Records from a collection
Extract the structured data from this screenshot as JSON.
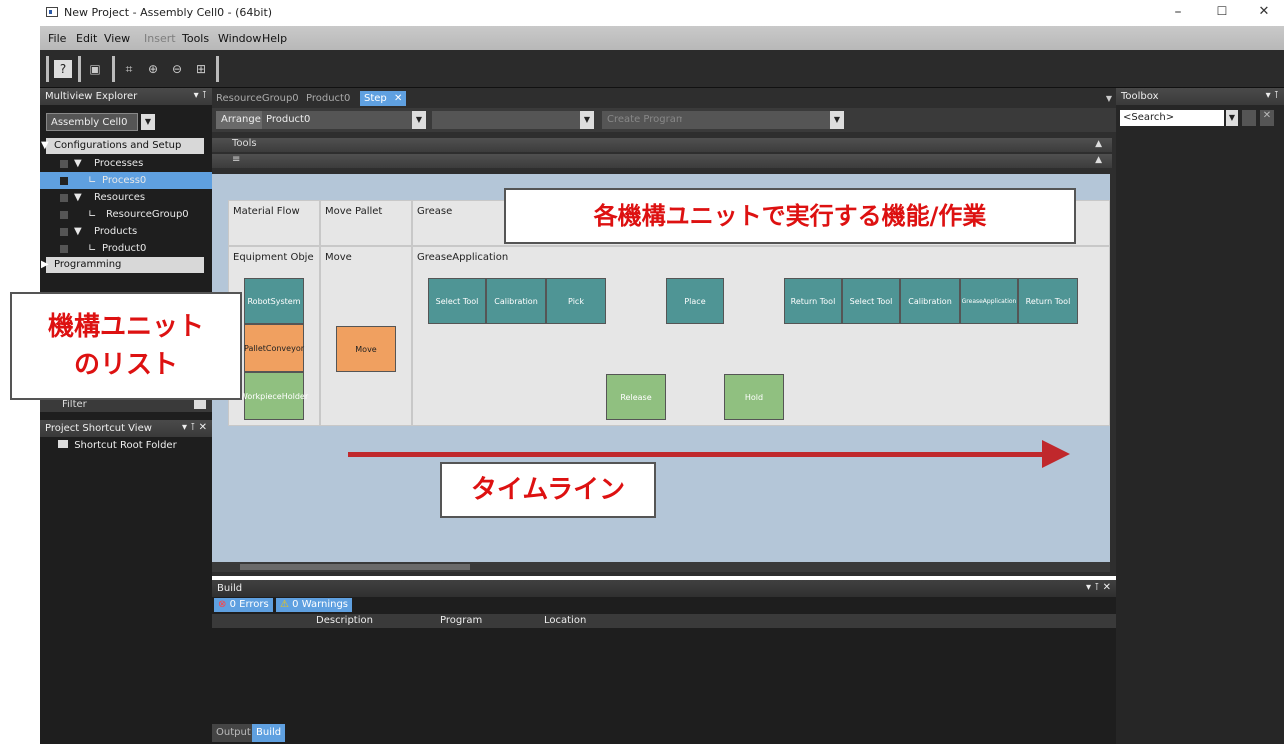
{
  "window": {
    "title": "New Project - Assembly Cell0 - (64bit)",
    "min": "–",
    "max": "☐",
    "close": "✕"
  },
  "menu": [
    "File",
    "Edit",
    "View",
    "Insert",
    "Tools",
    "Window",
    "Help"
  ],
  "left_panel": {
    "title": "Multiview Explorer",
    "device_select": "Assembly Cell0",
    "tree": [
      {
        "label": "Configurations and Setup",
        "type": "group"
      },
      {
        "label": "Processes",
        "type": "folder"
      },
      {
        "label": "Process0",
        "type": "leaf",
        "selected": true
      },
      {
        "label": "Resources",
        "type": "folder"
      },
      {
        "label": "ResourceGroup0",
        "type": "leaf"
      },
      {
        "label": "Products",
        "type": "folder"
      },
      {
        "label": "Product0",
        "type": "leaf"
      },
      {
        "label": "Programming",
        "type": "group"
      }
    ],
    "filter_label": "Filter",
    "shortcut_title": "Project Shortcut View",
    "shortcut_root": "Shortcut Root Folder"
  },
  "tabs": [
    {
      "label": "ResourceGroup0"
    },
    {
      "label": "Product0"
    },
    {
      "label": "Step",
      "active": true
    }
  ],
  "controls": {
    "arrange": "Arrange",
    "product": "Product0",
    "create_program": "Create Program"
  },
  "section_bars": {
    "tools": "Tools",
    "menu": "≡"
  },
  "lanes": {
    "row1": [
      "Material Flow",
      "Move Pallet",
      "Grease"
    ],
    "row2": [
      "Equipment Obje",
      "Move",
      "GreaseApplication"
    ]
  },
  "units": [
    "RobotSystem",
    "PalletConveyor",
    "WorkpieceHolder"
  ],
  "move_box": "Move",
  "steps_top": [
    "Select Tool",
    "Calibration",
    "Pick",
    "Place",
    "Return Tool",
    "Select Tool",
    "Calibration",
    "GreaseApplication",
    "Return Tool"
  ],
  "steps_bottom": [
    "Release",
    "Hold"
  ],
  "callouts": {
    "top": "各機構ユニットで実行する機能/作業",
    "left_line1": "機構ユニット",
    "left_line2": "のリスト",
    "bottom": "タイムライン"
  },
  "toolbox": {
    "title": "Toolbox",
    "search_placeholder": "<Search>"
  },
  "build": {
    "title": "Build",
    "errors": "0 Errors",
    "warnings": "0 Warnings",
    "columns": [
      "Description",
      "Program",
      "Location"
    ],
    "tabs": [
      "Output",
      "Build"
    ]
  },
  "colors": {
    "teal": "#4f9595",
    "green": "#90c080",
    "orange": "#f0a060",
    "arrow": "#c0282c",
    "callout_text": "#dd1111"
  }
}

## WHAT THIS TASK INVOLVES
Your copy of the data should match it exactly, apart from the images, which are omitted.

## COMPLETED EXERCISE
Extract the structured data from this screenshot as JSON.
{
  "window": {
    "title": "New Project - Assembly Cell0 - (64bit)",
    "min": "–",
    "max": "☐",
    "close": "✕"
  },
  "menu": [
    "File",
    "Edit",
    "View",
    "Insert",
    "Tools",
    "Window",
    "Help"
  ],
  "left_panel": {
    "title": "Multiview Explorer",
    "device_select": "Assembly Cell0",
    "tree": [
      {
        "label": "Configurations and Setup",
        "type": "group"
      },
      {
        "label": "Processes",
        "type": "folder"
      },
      {
        "label": "Process0",
        "type": "leaf",
        "selected": true
      },
      {
        "label": "Resources",
        "type": "folder"
      },
      {
        "label": "ResourceGroup0",
        "type": "leaf"
      },
      {
        "label": "Products",
        "type": "folder"
      },
      {
        "label": "Product0",
        "type": "leaf"
      },
      {
        "label": "Programming",
        "type": "group"
      }
    ],
    "filter_label": "Filter",
    "shortcut_title": "Project Shortcut View",
    "shortcut_root": "Shortcut Root Folder"
  },
  "tabs": [
    {
      "label": "ResourceGroup0"
    },
    {
      "label": "Product0"
    },
    {
      "label": "Step",
      "active": true
    }
  ],
  "controls": {
    "arrange": "Arrange",
    "product": "Product0",
    "create_program": "Create Program"
  },
  "section_bars": {
    "tools": "Tools",
    "menu": "≡"
  },
  "lanes": {
    "row1": [
      "Material Flow",
      "Move Pallet",
      "Grease"
    ],
    "row2": [
      "Equipment Obje",
      "Move",
      "GreaseApplication"
    ]
  },
  "units": [
    "RobotSystem",
    "PalletConveyor",
    "WorkpieceHolder"
  ],
  "move_box": "Move",
  "steps_top": [
    "Select Tool",
    "Calibration",
    "Pick",
    "Place",
    "Return Tool",
    "Select Tool",
    "Calibration",
    "GreaseApplication",
    "Return Tool"
  ],
  "steps_bottom": [
    "Release",
    "Hold"
  ],
  "callouts": {
    "top": "各機構ユニットで実行する機能/作業",
    "left_line1": "機構ユニット",
    "left_line2": "のリスト",
    "bottom": "タイムライン"
  },
  "toolbox": {
    "title": "Toolbox",
    "search_placeholder": "<Search>"
  },
  "build": {
    "title": "Build",
    "errors": "0 Errors",
    "warnings": "0 Warnings",
    "columns": [
      "Description",
      "Program",
      "Location"
    ],
    "tabs": [
      "Output",
      "Build"
    ]
  },
  "colors": {
    "teal": "#4f9595",
    "green": "#90c080",
    "orange": "#f0a060",
    "arrow": "#c0282c",
    "callout_text": "#dd1111"
  }
}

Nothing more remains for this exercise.